1. The feeling of anger itself, is a healthy feeling. But we need to separate the feeling from what we do with it.
2. Anger has a message for you. Anger communicates something to you.
3. Anger is more "in the moment," whereas resentment is simmering and toxic. Differentiation is important here.
4. Anger is a defense mechanism that was or is very survival based. When we are attacked (physical) or emotional, our physiological body preps us to fight, flee, or freeze.
5. Anger is fueled by our story. (Interpretation of an event).
Before this happens, your body has changed its chemical state the moment you FEEL attacked. Neurotransmitters called catecholamines release a surge of energy. Epinephrine and norepinephrine increase your blood pressure and raise your heart rate. This is all priming you for action. Whether it is to FIGHT or to FLEE. So your body is flooded with chemicals. This is driven by your amygdala.
We need to slow it down with our frontal lobe and truly look at the reasons you are angry. Then we must sort out what the most effective means of dealing with it is. The enormous chemical rush requires your frontal lobe to activate to prevent the surge.
Alcohol, for example, takes your frontal lobe offline. Your ability to look at risk assessment has vanished.
I am highly trained in CBT therapist and with research based techniques, I can help you focus on how to keep the frontal lobe online to manage your chemical surge(s).
Here are some common signs that may indicate seeking out anger management therapy may be beneficial for you:
1. Hurting others verbally or physically
2. Small or petty things set you off easier than you feel you would like
3. Getting triggered and angry by the same things repeatedly

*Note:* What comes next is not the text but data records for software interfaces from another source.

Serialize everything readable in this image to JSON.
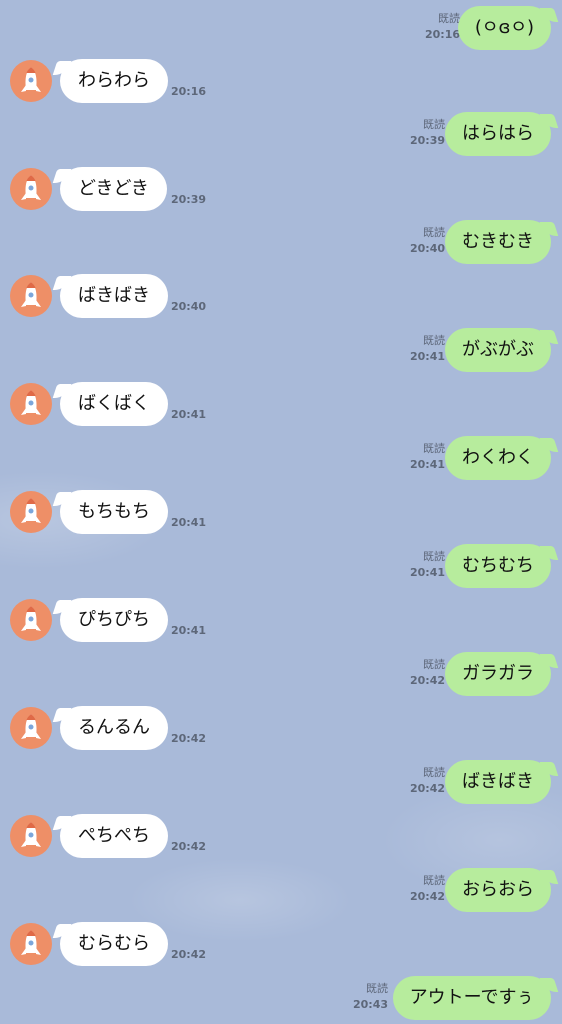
{
  "chat": {
    "read_label": "既読",
    "messages": [
      {
        "side": "out",
        "text": "(ㅇɞㅇ)",
        "time": "20:16",
        "read": true
      },
      {
        "side": "in",
        "text": "わらわら",
        "time": "20:16"
      },
      {
        "side": "out",
        "text": "はらはら",
        "time": "20:39",
        "read": true
      },
      {
        "side": "in",
        "text": "どきどき",
        "time": "20:39"
      },
      {
        "side": "out",
        "text": "むきむき",
        "time": "20:40",
        "read": true
      },
      {
        "side": "in",
        "text": "ばきばき",
        "time": "20:40"
      },
      {
        "side": "out",
        "text": "がぶがぶ",
        "time": "20:41",
        "read": true
      },
      {
        "side": "in",
        "text": "ばくばく",
        "time": "20:41"
      },
      {
        "side": "out",
        "text": "わくわく",
        "time": "20:41",
        "read": true
      },
      {
        "side": "in",
        "text": "もちもち",
        "time": "20:41"
      },
      {
        "side": "out",
        "text": "むちむち",
        "time": "20:41",
        "read": true
      },
      {
        "side": "in",
        "text": "ぴちぴち",
        "time": "20:41"
      },
      {
        "side": "out",
        "text": "ガラガラ",
        "time": "20:42",
        "read": true
      },
      {
        "side": "in",
        "text": "るんるん",
        "time": "20:42"
      },
      {
        "side": "out",
        "text": "ばきばき",
        "time": "20:42",
        "read": true
      },
      {
        "side": "in",
        "text": "ぺちぺち",
        "time": "20:42"
      },
      {
        "side": "out",
        "text": "おらおら",
        "time": "20:42",
        "read": true
      },
      {
        "side": "in",
        "text": "むらむら",
        "time": "20:42"
      },
      {
        "side": "out",
        "text": "アウトーですぅ",
        "time": "20:43",
        "read": true
      }
    ]
  },
  "avatar": {
    "icon": "rocket-icon",
    "background": "#ee8f67"
  },
  "colors": {
    "background": "#a9bad9",
    "sent_bubble": "#b7ec9d",
    "received_bubble": "#ffffff",
    "meta_text": "#5d6779"
  }
}
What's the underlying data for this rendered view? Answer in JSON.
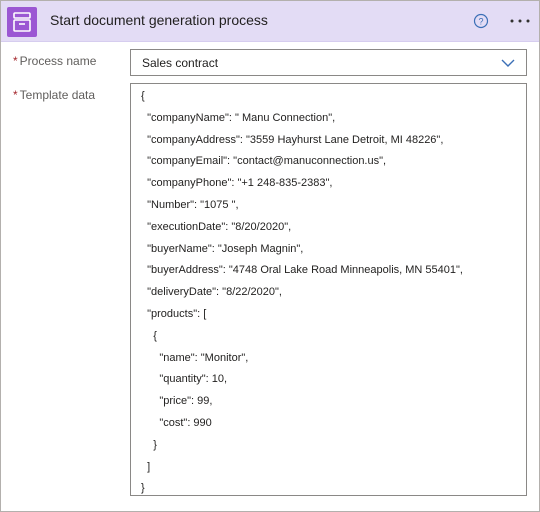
{
  "header": {
    "title": "Start document generation process",
    "app_icon": "file-cabinet-icon",
    "help_icon": "help-circle-icon",
    "more_icon": "more-ellipsis-icon",
    "accent_color": "#e3dcf5",
    "icon_color": "#9b57d3"
  },
  "form": {
    "required_mark": "*",
    "process_name": {
      "label": "Process name",
      "value": "Sales contract",
      "icon": "chevron-down-icon"
    },
    "template_data": {
      "label": "Template data",
      "lines": [
        "{",
        "  \"companyName\": \" Manu Connection\",",
        "  \"companyAddress\": \"3559 Hayhurst Lane Detroit, MI 48226\",",
        "  \"companyEmail\": \"contact@manuconnection.us\",",
        "  \"companyPhone\": \"+1 248-835-2383\",",
        "  \"Number\": \"1075 \",",
        "  \"executionDate\": \"8/20/2020\",",
        "  \"buyerName\": \"Joseph Magnin\",",
        "  \"buyerAddress\": \"4748 Oral Lake Road Minneapolis, MN 55401\",",
        "  \"deliveryDate\": \"8/22/2020\",",
        "  \"products\": [",
        "    {",
        "      \"name\": \"Monitor\",",
        "      \"quantity\": 10,",
        "      \"price\": 99,",
        "      \"cost\": 990",
        "    }",
        "  ]",
        "}"
      ]
    }
  }
}
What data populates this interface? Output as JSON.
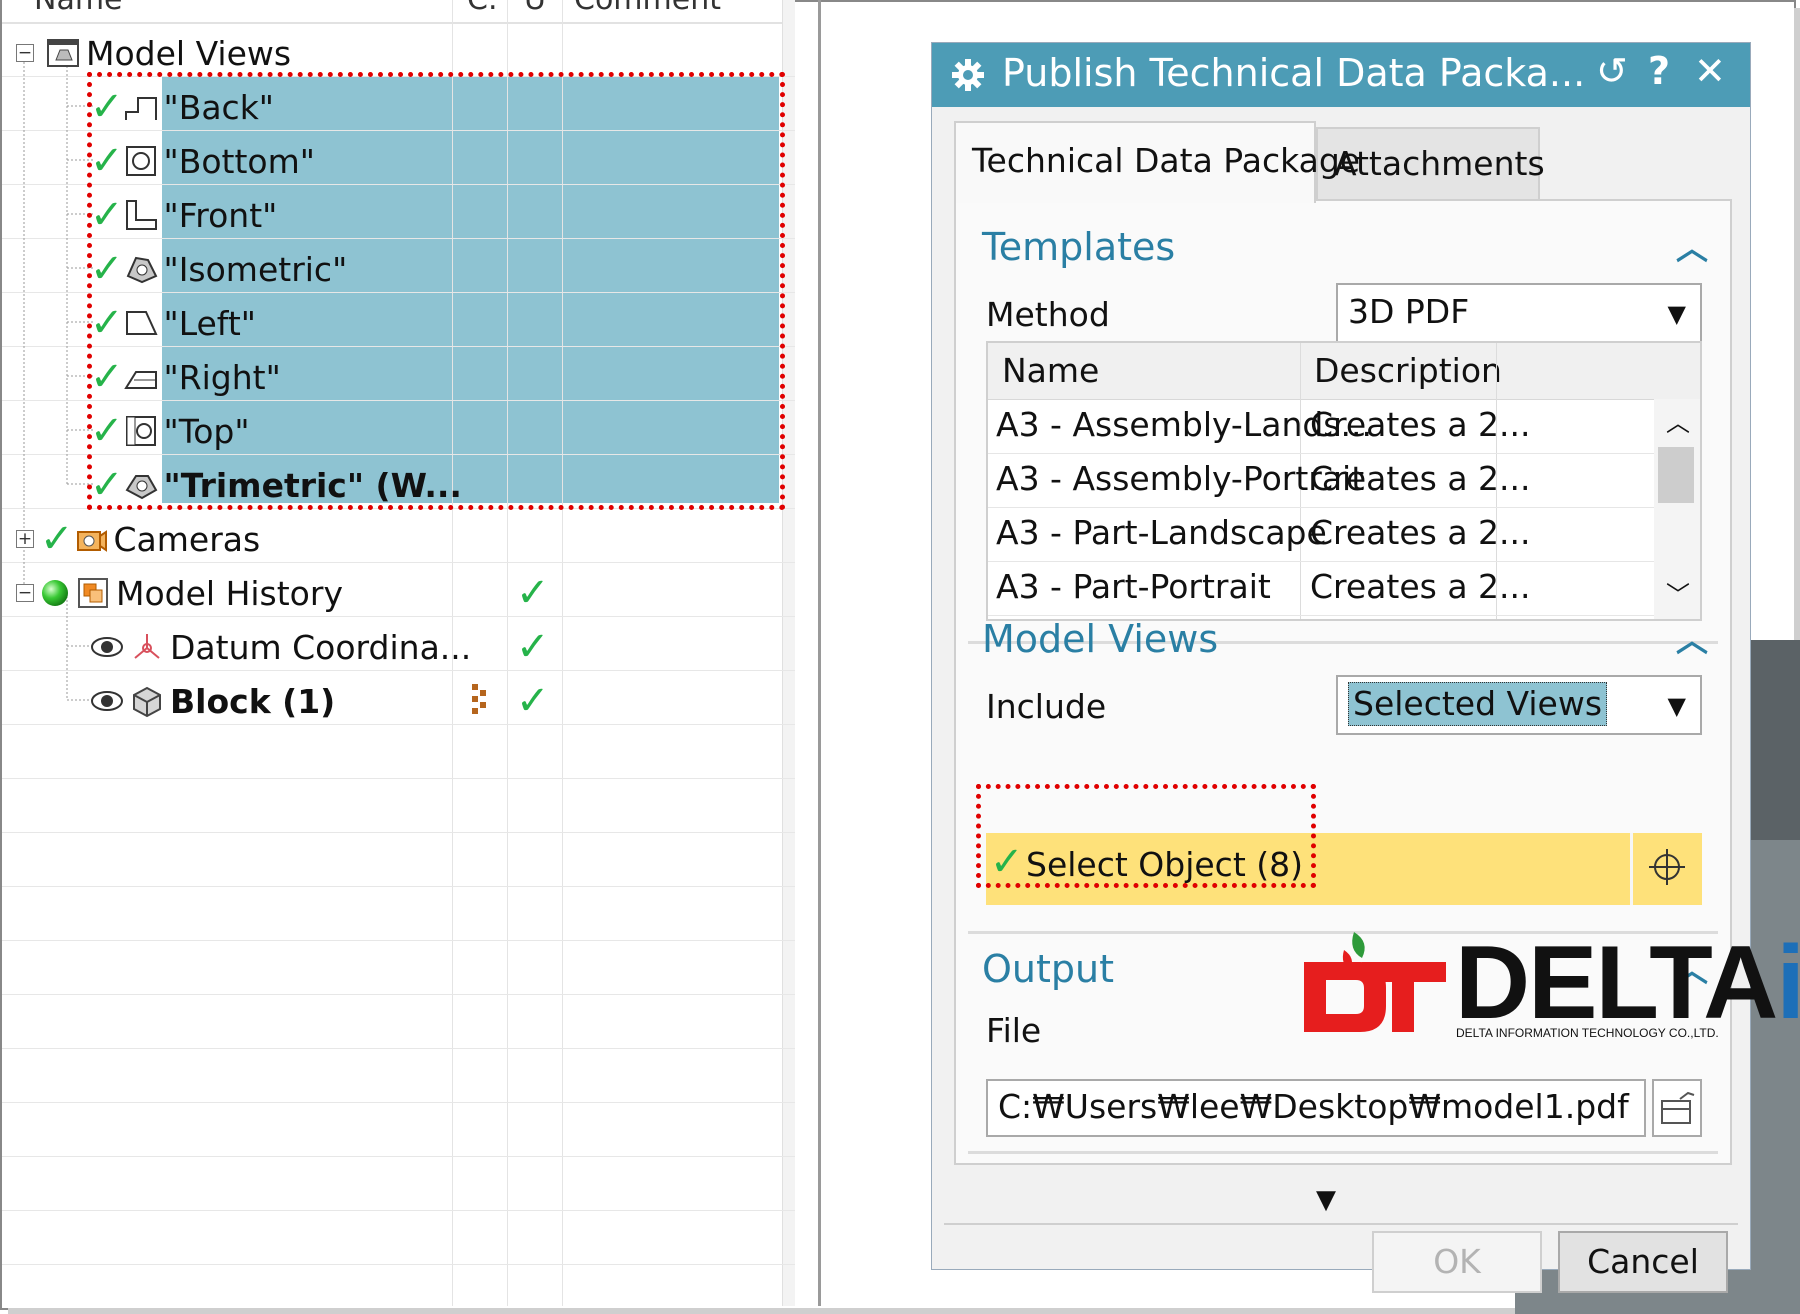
{
  "navigator": {
    "headers": {
      "name": "Name",
      "c": "C.",
      "u": "U",
      "comment": "Comment"
    },
    "model_views": {
      "label": "Model Views",
      "views": [
        {
          "label": "\"Back\"",
          "icon": "view-back-icon"
        },
        {
          "label": "\"Bottom\"",
          "icon": "view-bottom-icon"
        },
        {
          "label": "\"Front\"",
          "icon": "view-front-icon"
        },
        {
          "label": "\"Isometric\"",
          "icon": "view-isometric-icon"
        },
        {
          "label": "\"Left\"",
          "icon": "view-left-icon"
        },
        {
          "label": "\"Right\"",
          "icon": "view-right-icon"
        },
        {
          "label": "\"Top\"",
          "icon": "view-top-icon"
        },
        {
          "label": "\"Trimetric\" (W...",
          "icon": "view-trimetric-icon",
          "bold": true
        }
      ]
    },
    "cameras": {
      "label": "Cameras"
    },
    "model_history": {
      "label": "Model History",
      "items": [
        {
          "label": "Datum Coordina...",
          "icon": "datum-csys-icon",
          "bold": false
        },
        {
          "label": "Block (1)",
          "icon": "block-icon",
          "bold": true
        }
      ]
    }
  },
  "dialog": {
    "title": "Publish Technical Data Packa...",
    "tabs": [
      "Technical Data Package",
      "Attachments"
    ],
    "templates": {
      "title": "Templates",
      "method_label": "Method",
      "method_value": "3D PDF",
      "columns": [
        "Name",
        "Description"
      ],
      "rows": [
        {
          "name": "A3 - Assembly-Lands...",
          "description": "Creates a 2..."
        },
        {
          "name": "A3 - Assembly-Portrait",
          "description": "Creates a 2..."
        },
        {
          "name": "A3 - Part-Landscape",
          "description": "Creates a 2..."
        },
        {
          "name": "A3 - Part-Portrait",
          "description": "Creates a 2..."
        }
      ]
    },
    "model_views": {
      "title": "Model Views",
      "include_label": "Include",
      "include_value": "Selected Views",
      "select_object": "Select Object (8)"
    },
    "output": {
      "title": "Output",
      "file_label": "File",
      "file_value": "C:₩Users₩lee₩Desktop₩model1.pdf"
    },
    "buttons": {
      "ok": "OK",
      "cancel": "Cancel"
    }
  },
  "logo": {
    "text_main": "DELTA",
    "text_accent": "iT",
    "subtitle": "DELTA INFORMATION TECHNOLOGY CO.,LTD."
  },
  "colors": {
    "selection": "#8ec3d2",
    "dialog_title": "#4d9cb6",
    "group_title": "#2a7fa4",
    "select_highlight": "#fee17a",
    "check": "#26b34a",
    "annotation": "#e00000"
  }
}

4. Breaking objects around you or wanting to physically release on an object or person.
5. Alcohol consumption resulting in heightened anger
6. Physical symptoms during anger episodes